How to handle a referral
The not so secret secret to getting new business is referrals. You cannot receive a better lead than one that has been sent your way with a strong referral. You cannot have a more motivated prospect to your business than someone sent there by a supportive and happy fan.
A lot of very successful businesses are built upon referrals from existing clients. You do a good job for somebody, or show exceptional customer service, and they remember it. The next time that person is asked for a recommendation for somebody in your industry, they’ll happily pass on your details. If you’re lucky, they’ll make the introduction for you to the prospective client – saying positive things about you to the prospective client whilst you’re there to hear it.
Never underestimate the power of referrals
Worth their weight in gold, I never underestimate a referral’s power ‘nor their value. I am a keen giver of referrals and recommendations to fellow businesses that I really rate because I know they do a great job and can make a difference to the growth and development of a client’s business.
But when you give a referral, what do you expect the recipient to do? Well for politeness’s’ sake you trust that they will thank you and then keep you updated on how it goes. And of course the ideal solution is for the client in question to let you know how things go too and generally be delighted with how they have been treated.
But sometimes, it’s as if people don’t understand referrals and their behaviour becomes questionable to say the least. I recently referred one of my loyal clients to another business – let’s call it ABC Ltd. I emailed them both to do the basic introductions and then sat back and waited. My client thanked me but I heard nothing from ABC Ltd, not even an email acknowledgement.
Keep everyone informed
A whole month later I met with my client who was disappointed in how the communications had fared with ABC Ltd. After my introductory email they had spoken and ABC Ltd had carefully explained the options to my client. My client then asked for some final prices based on her preferred choice for moving forwards. ABC Ltd said then would email something through and then nothing. Yes that’s right, nothing for a month, until I had to nudge them into action and they finally did email the client. But by then my client was annoyed, not at me I hasten to add, but had decided to use another supplier instead, one who would appreciate the value of their business and not fail to communicate the right information at the right time.
It’s not difficult to me. Someone does something for you; you thank them and then keep them up to date with the process. Needless to say I will not ever be referring anyone to ABC Ltd again. So in the end they will have lost out by simply not following simple business etiquette. And because the way you handle a referral will reflect on your reputation and that of ABC Ltd, my mind is made up.

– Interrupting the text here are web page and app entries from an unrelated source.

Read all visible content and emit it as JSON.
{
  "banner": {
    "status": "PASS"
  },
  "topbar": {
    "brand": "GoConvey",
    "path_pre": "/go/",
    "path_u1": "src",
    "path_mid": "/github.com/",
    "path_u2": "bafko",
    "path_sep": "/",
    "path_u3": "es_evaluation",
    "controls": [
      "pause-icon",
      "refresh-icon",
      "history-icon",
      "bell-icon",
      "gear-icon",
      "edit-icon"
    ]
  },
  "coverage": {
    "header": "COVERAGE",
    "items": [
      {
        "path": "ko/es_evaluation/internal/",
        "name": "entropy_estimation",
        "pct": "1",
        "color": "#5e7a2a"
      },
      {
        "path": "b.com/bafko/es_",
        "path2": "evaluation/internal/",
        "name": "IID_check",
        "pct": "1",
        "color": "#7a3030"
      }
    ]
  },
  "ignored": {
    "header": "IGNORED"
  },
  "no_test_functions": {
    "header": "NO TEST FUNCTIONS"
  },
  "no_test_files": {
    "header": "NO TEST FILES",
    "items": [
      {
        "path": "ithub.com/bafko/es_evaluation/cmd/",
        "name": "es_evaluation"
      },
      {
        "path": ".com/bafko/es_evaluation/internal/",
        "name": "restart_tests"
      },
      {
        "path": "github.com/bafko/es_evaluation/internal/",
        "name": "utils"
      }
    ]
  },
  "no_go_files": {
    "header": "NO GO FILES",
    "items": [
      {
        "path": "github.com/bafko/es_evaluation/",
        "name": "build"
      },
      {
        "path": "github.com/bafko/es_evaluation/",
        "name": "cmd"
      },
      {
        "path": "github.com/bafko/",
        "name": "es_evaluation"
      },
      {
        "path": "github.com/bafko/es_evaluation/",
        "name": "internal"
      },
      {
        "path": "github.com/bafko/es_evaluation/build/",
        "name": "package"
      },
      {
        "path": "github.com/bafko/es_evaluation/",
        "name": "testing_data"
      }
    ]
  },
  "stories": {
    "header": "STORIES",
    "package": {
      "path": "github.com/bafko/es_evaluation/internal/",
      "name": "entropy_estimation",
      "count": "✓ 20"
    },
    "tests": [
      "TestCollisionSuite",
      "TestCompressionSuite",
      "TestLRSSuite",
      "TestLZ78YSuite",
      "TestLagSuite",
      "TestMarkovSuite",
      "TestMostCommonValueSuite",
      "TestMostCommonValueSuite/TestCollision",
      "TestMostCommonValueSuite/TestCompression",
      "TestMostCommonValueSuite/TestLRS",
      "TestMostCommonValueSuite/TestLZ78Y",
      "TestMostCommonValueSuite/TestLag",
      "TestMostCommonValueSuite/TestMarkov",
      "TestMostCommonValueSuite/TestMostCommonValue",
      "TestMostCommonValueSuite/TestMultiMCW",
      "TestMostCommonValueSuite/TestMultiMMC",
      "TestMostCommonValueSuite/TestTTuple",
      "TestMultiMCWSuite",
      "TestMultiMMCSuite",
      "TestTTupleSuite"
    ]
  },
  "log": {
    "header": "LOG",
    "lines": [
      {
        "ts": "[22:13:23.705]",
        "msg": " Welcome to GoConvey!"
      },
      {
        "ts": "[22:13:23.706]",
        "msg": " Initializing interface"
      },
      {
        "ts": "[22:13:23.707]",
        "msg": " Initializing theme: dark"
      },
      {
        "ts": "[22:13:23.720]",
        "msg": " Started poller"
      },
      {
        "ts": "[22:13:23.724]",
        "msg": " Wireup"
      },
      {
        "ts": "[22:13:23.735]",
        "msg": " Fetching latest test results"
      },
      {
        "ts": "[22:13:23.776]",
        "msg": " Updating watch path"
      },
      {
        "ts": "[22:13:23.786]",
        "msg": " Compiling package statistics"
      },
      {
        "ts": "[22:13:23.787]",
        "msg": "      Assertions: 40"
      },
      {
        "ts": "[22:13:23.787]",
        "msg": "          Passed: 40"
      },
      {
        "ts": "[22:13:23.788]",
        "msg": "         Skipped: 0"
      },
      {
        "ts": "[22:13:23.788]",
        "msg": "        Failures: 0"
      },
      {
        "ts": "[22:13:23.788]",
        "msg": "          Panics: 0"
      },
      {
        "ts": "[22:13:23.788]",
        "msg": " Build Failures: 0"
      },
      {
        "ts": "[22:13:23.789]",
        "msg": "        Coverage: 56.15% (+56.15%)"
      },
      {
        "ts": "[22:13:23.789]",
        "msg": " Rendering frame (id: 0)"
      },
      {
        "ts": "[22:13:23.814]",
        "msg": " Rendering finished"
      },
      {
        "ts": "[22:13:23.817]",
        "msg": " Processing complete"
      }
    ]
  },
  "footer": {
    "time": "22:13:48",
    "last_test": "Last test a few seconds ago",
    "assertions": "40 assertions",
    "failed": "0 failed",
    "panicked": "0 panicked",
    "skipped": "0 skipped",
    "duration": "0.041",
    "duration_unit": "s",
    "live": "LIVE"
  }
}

Goodwill is key
The next time you receive a referral – think about how you’re going to express thanks to the person who made that referral to you. You’ve done the hard work by generating such goodwill that they’ve become a fan of yours, so why would you let yourself down by not dealing with the referral in a way that continues to build that goodwill? After all, you’d soon miss those referrals if they stopped coming in.
So for me, it’s as easy as 1, 2, and 3!
1. Thank the person giving you the referral (it doesn’t have to be a gift just a thank you is fine)
2. Make contact in a timely manner with the business they have referred you to.
3. Keep everyone updated with what is happening and when
For help with referrals, recommendations so that you can tap into this invaluable business stream, contact Vicky at Fuel Marketing on 07766 566690 or email firstname.lastname@example.org